- juice and zest of 1 lime (110 gr or almost 4 oz)
- 235 gr (1 cup) + 4 TBSPs granulated sugar
- 4 eggs
- 1/2 teaspoon vanilla paste
- 120 ml (1/2 cup) sunflower oil
- Lightly grease a loaf pan with oil, line it with parchment paper (at least the bottom) and brush with more oil. Sprinkle with flour, set aside. Preheat the oven to 180 degrees C (350°F) and place a rack in the middle of the oven.
- In a bowl, whisk together the flour, baking powder and salt.
- In another large bowl, whisk together the yogurt, pureed kiwis, lime zest and granulated sugar. Add eggs one by one, mix until incorporated. Lastly whisk in the vanilla paste.
- Slowly add dry ingredients to wet, whisking gently.
- Fold in the oil with a spatula (do not overmix!).
- Pour batter into the prepared pan and bake for 50-60 minutes, until golden brown in color and a toothpick (or cake tester) inserted in the center of the cake comes out clean.
- Meanwhile prepare the lime juice. In a small saucepan combine 4 tablespoons lime juice (or a mixture of lime juice and water - depends on the amount of juice you get from your lime) and 4 tablespoons of sugar. Cook until the sugar dissolves and the mixture is clear; set aside.
- When the cake is baked let it cool in the pan for 10 minutes.
- Gently transfer the cake to a wire rack (placed over a sheet pan) and pour over the lime juice. Dip a pastry brush in the lime juice that is left in the pan and brush it over the cake, until the top of the cake is soaked.
- Let it cool completely then serve.
You can add more lime zest, if you wish.

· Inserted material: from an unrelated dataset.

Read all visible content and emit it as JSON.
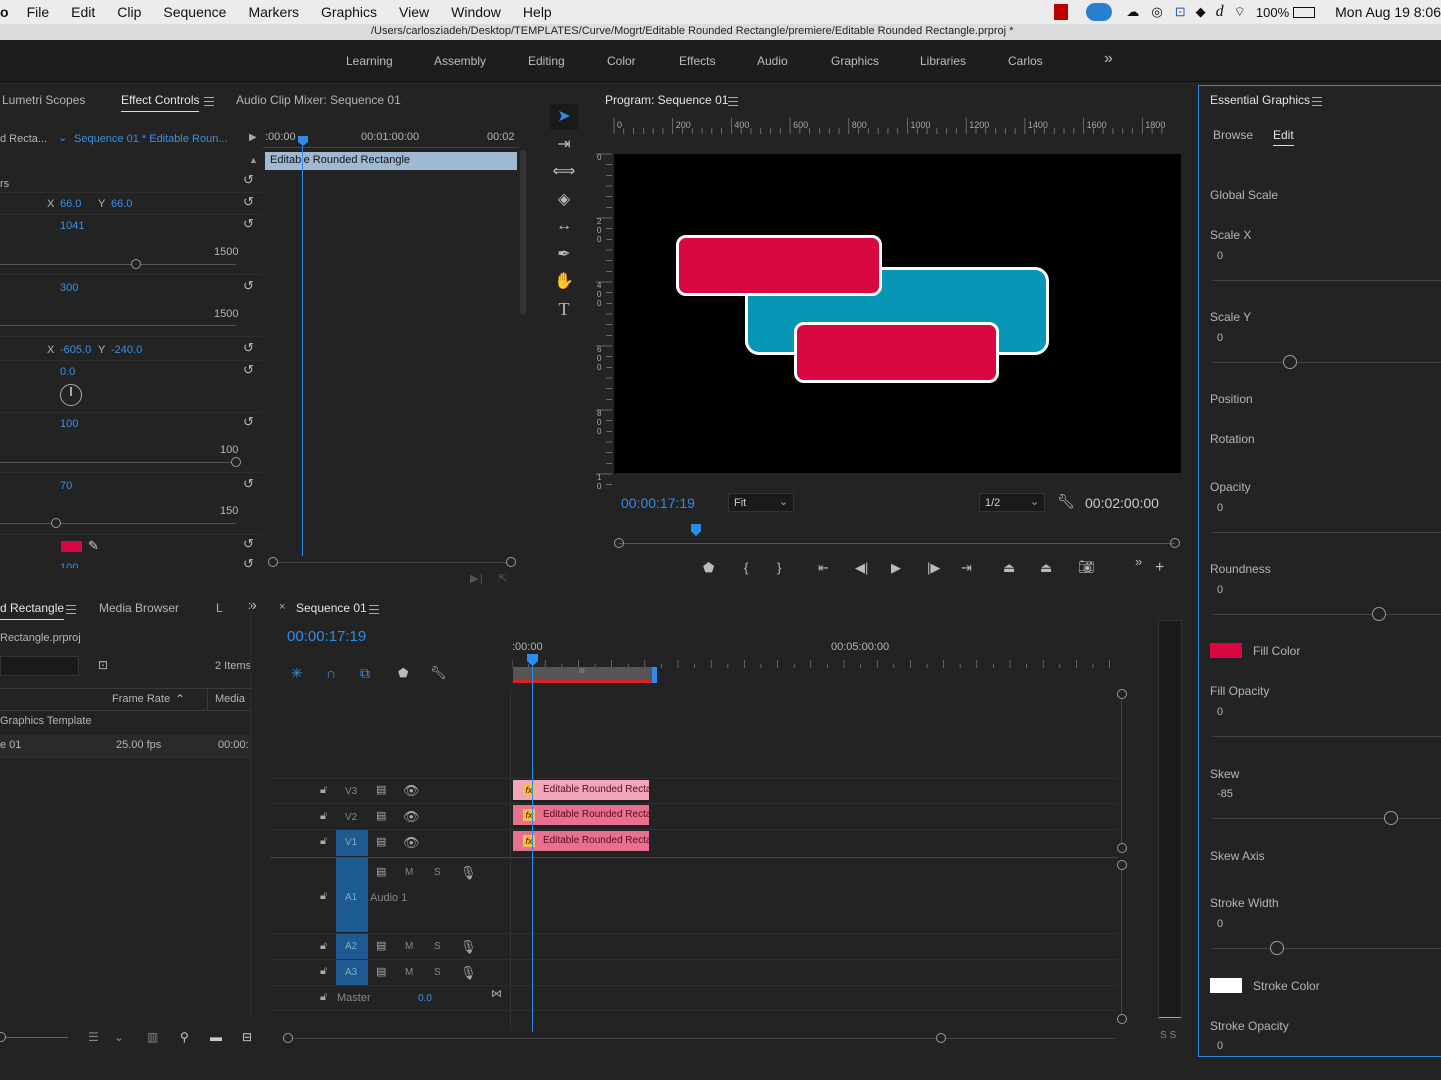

The same goes for the glaze - I always make it from 4 tablespoons of liquid, usually a mix of lime juice and water - as much as I need to get to the 4 TBSPs. I wouldn't add more than 2 TBSPs of water though, in that case I recommend juicing another lime instead.
How yellow your cake ends up being depends solely on the color of the egg yolks (they can vary from pale yellow to strong orange).
Easiest way to peel a kiwi: slice it in half and scoop the flesh out with a spoon.
Puree the kiwis in a blender. If you don't have it chop them finely with a knife.
This recipe is adapted from Lemon yogurt cake by Ina Garten. Her recipe calls for an additional sugar glaze, but I don't think this cake needs it.